* _PROBLEM DETAILS_
All lines in the data bearing the string "Series" should be identified and copied.

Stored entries
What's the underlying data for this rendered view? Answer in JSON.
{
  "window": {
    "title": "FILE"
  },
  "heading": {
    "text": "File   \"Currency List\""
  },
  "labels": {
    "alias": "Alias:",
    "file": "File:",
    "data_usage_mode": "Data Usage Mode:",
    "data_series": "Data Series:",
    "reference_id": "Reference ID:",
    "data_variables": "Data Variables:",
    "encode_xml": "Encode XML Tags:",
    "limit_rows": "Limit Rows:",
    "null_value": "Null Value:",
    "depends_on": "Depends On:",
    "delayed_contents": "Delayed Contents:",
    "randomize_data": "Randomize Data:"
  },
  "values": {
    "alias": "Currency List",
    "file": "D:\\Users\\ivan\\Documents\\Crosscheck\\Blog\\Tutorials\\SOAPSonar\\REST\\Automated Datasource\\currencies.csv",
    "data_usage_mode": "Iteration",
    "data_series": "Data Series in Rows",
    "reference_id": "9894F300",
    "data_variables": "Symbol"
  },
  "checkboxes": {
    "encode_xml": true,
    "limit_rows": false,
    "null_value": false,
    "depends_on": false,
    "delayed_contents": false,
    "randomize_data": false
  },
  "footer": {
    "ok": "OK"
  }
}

* _OUTPUT BELOW_
    "data_series": "Data Series:",
    "data_series": "Data Series in Rows",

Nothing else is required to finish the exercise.